I have been reworking my quilting prices lately, because it’s tax season. I need to make a profit so the IRS will not audit me and force me to become a hobby, where I cannot make a living. Turns out, I’m not making a living anyway. Lately, I’ve been figuring out how much I make hourly and it’s not much. I have been doing a lot of Heirloom Quilting for an average of $3.50 per hour. Granted, I am a slow quilter… well, I think I am a slow quilter. I’m pretty picky about what goes into a quilt and will pick out something that bothers me. I take it slow and careful a lot of times to get as close to the perfection as I can that I’d like to end up with. I really am trying to perfect my skills and also become faster in the process. My waiting list is too long for my liking. I really want to get those quilts back to the customers as quickly as I can. But, I do a lot of Custom and Heirloom quilting. Edge to Edge doesn’t take nearly as long. I think people don’t realize that I love doing that just as much as I love doing Custom and beyond.
I have also been seriously thinking of retiring the quilting business and have been applying for “regular” jobs, so that I can make at least minimum wage. Some of the “skill-less” jobs I’ve applied for pay almost $20 per hour. This blog post, written by my FaceBook friend, Andi Rudebusch, is a good explanation of why we charge more than our customers think they should pay. Click on the link below to see what she has to say.
One of the responses to Andi’s post was telling how much she paid her hairdresser… but he’s “worth it.” Think about it. How much do we pay our hairdressers? If I go to the cheapest place, I pay $15 for about 30 minutes of their time. That’s the equivalent of $30 per hour. Could I cut my hair myself? Yes. Do I want to? No.

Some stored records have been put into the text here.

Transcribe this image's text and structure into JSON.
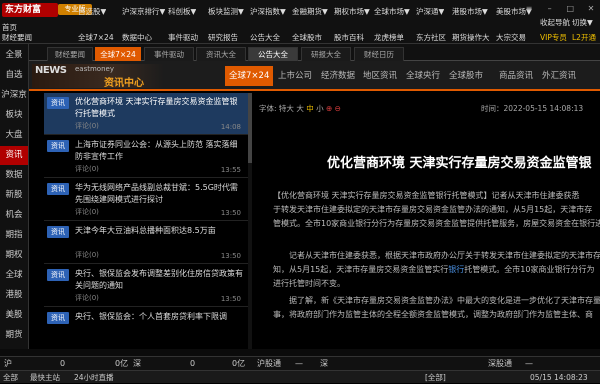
{
  "app": {
    "logo": "东方财富",
    "edition": "专业版"
  },
  "top_menu": {
    "row1": [
      "首页",
      "自选股▼",
      "沪深京排行▼",
      "科创板▼",
      "板块监测▼",
      "沪深指数▼",
      "金融期货▼",
      "期权市场▼",
      "全球市场▼",
      "沪深通▼",
      "港股市场▼",
      "美股市场▼",
      "收起导航",
      "切换▼"
    ],
    "row2": [
      "财经要闻",
      "全球7×24",
      "数据中心",
      "事件驱动",
      "研究报告",
      "公告大全",
      "全球股市",
      "股市百科",
      "龙虎榜单",
      "东方社区",
      "期货操作大",
      "大宗交易",
      "VIP专员",
      "L2开通"
    ]
  },
  "left_nav": [
    "全景",
    "自选",
    "沪深京",
    "板块",
    "大盘",
    "资讯",
    "数据",
    "新股",
    "机会",
    "期指",
    "期权",
    "全球",
    "港股",
    "美股",
    "期货"
  ],
  "left_nav_active": 5,
  "tabs1": [
    "财经要闻",
    "全球7×24",
    "事件驱动",
    "资讯大全",
    "公告大全",
    "研报大全",
    "财经日历"
  ],
  "tabs1_active": 1,
  "tabs1_selected": 4,
  "banner": {
    "news": "NEWS",
    "site": "eastmoney",
    "center": "资讯中心"
  },
  "categories": [
    "全球7×24",
    "上市公司",
    "经济数据",
    "地区资讯",
    "全球央行",
    "全球股市",
    "商品资讯",
    "外汇资讯"
  ],
  "categories_active": 0,
  "list": [
    {
      "badge": "资讯",
      "title": "优化营商环境 天津实行存量房交易资金监管银行托管模式",
      "comment": "评论(0)",
      "time": "14:08"
    },
    {
      "badge": "资讯",
      "title": "上海市证券同业公会：从源头上防范 落实落细防非宣传工作",
      "comment": "评论(0)",
      "time": "13:55"
    },
    {
      "badge": "资讯",
      "title": "华为无线网络产品线副总裁甘斌：5.5G时代需先围绕建网模式进行探讨",
      "comment": "评论(0)",
      "time": "13:50"
    },
    {
      "badge": "资讯",
      "title": "天津今年大豆油料总播种面积达8.5万亩",
      "comment": "评论(0)",
      "time": "13:50"
    },
    {
      "badge": "资讯",
      "title": "央行、银保监会发布调整差别化住房信贷政策有关问题的通知",
      "comment": "评论(0)",
      "time": "13:50"
    },
    {
      "badge": "资讯",
      "title": "央行、银保监会：个人首套房贷利率下限调",
      "comment": "",
      "time": ""
    }
  ],
  "article": {
    "font_label": "字体:",
    "font_sizes": [
      "特大",
      "大",
      "中",
      "小"
    ],
    "font_selected": 2,
    "time": "时间：2022-05-15 14:08:13",
    "title": "优化营商环境 天津实行存量房交易资金监管银",
    "paragraphs": [
      {
        "pre": "【优化营商环境 天津实行存量房交易资金监管银行托管模式】记者从天津市住建委获悉",
        "hl": "",
        "post": ""
      },
      {
        "pre": "于转发天津市住建委拟定的天津市存量房交易资金监管办法的通知，从5月15起，天津市存",
        "hl": "",
        "post": ""
      },
      {
        "pre": "管模式。全市10家商业银行分行为存量房交易资金监管提供托管服务，房屋交易资金在银行进行托管",
        "hl": "",
        "post": ""
      },
      {
        "pre": "　　记者从天津市住建委获悉，根据天津市政府办公厅关于转发天津市住建委拟定的天津市存",
        "hl": "",
        "post": ""
      },
      {
        "pre": "知，从5月15起，天津市存量房交易资金监管实行",
        "hl": "银行",
        "post": "托管模式。全市10家商业银行分行为"
      },
      {
        "pre": "进行托管时间不变。",
        "hl": "",
        "post": ""
      },
      {
        "pre": "　　据了解，新《天津市存量房交易资金监管办法》中最大的变化是进一步优化了天津市存量房",
        "hl": "",
        "post": ""
      },
      {
        "pre": "事，将政府部门作为监管主体的全程全额资金监管模式，调整为政府部门作为监管主体、商",
        "hl": "",
        "post": ""
      }
    ]
  },
  "quotes": {
    "sh": "沪",
    "sh_val": "0",
    "sh_unit": "0亿",
    "sz": "深",
    "sz_val": "0",
    "sz_unit": "0亿",
    "hsgt": "沪股通",
    "hsgt_val": "—",
    "shen": "深",
    "sgt": "深股通",
    "sgt_val": "—"
  },
  "status": {
    "items": [
      "全部",
      "最快主站",
      "24小时直播"
    ],
    "right": [
      "[全部]",
      "05/15 14:08:23"
    ]
  },
  "colors": {
    "accent": "#e05a00",
    "brand": "#b00000",
    "badge": "#2d62b5",
    "active_item": "#1e3a5f"
  }
}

I really do love my job, and I hate to do this, but I will be raising my prices beginning June 15th. Until then, if the quilting cost is less than minimum wage for however long it takes me to get a quilt quilted, I will be charging at least minimum wage (half of that goes to withholding taxes, electricity and other overhead costs). If I don’t get a “real” job before then, I need to be able to pay my bills. In September, I sent my quilting machine in for service and, between shipping and the cost for it to be serviced, etc., it cost nearly $2,000. Yes, you read that right. I don’t want any of you to go into shock when I quote you a price, so I am forewarning you now. I love you all to death and hope you will stick with me, but I do understand if you need to move on. Thank you for sticking with me this long.